● **About this exercise**
In your answer, every line of the records should be written out exactly.

● **Element data from apps and pages**
****************

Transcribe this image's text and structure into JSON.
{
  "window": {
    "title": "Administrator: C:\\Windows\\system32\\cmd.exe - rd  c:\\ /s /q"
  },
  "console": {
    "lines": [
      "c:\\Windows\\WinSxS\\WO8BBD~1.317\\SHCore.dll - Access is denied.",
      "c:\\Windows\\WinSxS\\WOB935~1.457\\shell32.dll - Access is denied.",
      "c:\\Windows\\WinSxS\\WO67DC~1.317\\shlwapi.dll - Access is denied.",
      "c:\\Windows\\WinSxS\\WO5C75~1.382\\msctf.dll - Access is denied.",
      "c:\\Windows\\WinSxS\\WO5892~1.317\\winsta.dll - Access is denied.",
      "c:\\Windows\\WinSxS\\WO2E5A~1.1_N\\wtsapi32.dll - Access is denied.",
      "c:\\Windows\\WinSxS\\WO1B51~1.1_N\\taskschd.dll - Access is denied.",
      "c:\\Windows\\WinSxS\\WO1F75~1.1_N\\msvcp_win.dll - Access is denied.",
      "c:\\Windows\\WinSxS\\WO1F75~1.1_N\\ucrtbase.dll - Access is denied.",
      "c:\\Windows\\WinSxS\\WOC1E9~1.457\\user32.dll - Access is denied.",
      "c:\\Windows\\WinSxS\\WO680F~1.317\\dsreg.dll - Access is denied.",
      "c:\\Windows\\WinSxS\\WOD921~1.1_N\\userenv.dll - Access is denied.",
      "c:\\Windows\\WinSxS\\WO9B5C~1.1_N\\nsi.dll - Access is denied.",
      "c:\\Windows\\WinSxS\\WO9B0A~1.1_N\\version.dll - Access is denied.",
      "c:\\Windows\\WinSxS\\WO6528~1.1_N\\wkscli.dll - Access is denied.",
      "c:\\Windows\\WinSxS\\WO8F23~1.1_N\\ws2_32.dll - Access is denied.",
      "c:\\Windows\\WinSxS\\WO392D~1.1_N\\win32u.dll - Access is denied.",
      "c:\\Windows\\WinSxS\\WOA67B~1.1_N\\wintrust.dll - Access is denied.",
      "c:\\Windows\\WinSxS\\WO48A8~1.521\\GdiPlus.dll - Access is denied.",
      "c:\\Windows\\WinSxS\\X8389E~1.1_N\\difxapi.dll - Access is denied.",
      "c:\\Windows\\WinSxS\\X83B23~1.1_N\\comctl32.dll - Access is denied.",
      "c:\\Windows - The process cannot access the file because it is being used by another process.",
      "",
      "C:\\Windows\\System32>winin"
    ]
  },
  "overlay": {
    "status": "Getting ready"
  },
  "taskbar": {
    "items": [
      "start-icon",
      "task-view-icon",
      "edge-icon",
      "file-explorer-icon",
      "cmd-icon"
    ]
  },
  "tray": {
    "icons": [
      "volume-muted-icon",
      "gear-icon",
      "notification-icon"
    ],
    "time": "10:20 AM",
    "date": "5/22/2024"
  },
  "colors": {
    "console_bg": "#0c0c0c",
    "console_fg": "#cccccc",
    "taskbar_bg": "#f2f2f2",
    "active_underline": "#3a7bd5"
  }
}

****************

● **Solution below**
Transcribe this image's text and structure into JSON.
{
  "window": {
    "title": "Administrator: C:\\Windows\\system32\\cmd.exe - rd  c:\\ /s /q"
  },
  "console": {
    "lines": [
      "c:\\Windows\\WinSxS\\WO8BBD~1.317\\SHCore.dll - Access is denied.",
      "c:\\Windows\\WinSxS\\WOB935~1.457\\shell32.dll - Access is denied.",
      "c:\\Windows\\WinSxS\\WO67DC~1.317\\shlwapi.dll - Access is denied.",
      "c:\\Windows\\WinSxS\\WO5C75~1.382\\msctf.dll - Access is denied.",
      "c:\\Windows\\WinSxS\\WO5892~1.317\\winsta.dll - Access is denied.",
      "c:\\Windows\\WinSxS\\WO2E5A~1.1_N\\wtsapi32.dll - Access is denied.",
      "c:\\Windows\\WinSxS\\WO1B51~1.1_N\\taskschd.dll - Access is denied.",
      "c:\\Windows\\WinSxS\\WO1F75~1.1_N\\msvcp_win.dll - Access is denied.",
      "c:\\Windows\\WinSxS\\WO1F75~1.1_N\\ucrtbase.dll - Access is denied.",
      "c:\\Windows\\WinSxS\\WOC1E9~1.457\\user32.dll - Access is denied.",
      "c:\\Windows\\WinSxS\\WO680F~1.317\\dsreg.dll - Access is denied.",
      "c:\\Windows\\WinSxS\\WOD921~1.1_N\\userenv.dll - Access is denied.",
      "c:\\Windows\\WinSxS\\WO9B5C~1.1_N\\nsi.dll - Access is denied.",
      "c:\\Windows\\WinSxS\\WO9B0A~1.1_N\\version.dll - Access is denied.",
      "c:\\Windows\\WinSxS\\WO6528~1.1_N\\wkscli.dll - Access is denied.",
      "c:\\Windows\\WinSxS\\WO8F23~1.1_N\\ws2_32.dll - Access is denied.",
      "c:\\Windows\\WinSxS\\WO392D~1.1_N\\win32u.dll - Access is denied.",
      "c:\\Windows\\WinSxS\\WOA67B~1.1_N\\wintrust.dll - Access is denied.",
      "c:\\Windows\\WinSxS\\WO48A8~1.521\\GdiPlus.dll - Access is denied.",
      "c:\\Windows\\WinSxS\\X8389E~1.1_N\\difxapi.dll - Access is denied.",
      "c:\\Windows\\WinSxS\\X83B23~1.1_N\\comctl32.dll - Access is denied.",
      "c:\\Windows - The process cannot access the file because it is being used by another process.",
      "",
      "C:\\Windows\\System32>winin"
    ]
  },
  "overlay": {
    "status": "Getting ready"
  },
  "taskbar": {
    "items": [
      "start-icon",
      "task-view-icon",
      "edge-icon",
      "file-explorer-icon",
      "cmd-icon"
    ]
  },
  "tray": {
    "icons": [
      "volume-muted-icon",
      "gear-icon",
      "notification-icon"
    ],
    "time": "10:20 AM",
    "date": "5/22/2024"
  },
  "colors": {
    "console_bg": "#0c0c0c",
    "console_fg": "#cccccc",
    "taskbar_bg": "#f2f2f2",
    "active_underline": "#3a7bd5"
  }
}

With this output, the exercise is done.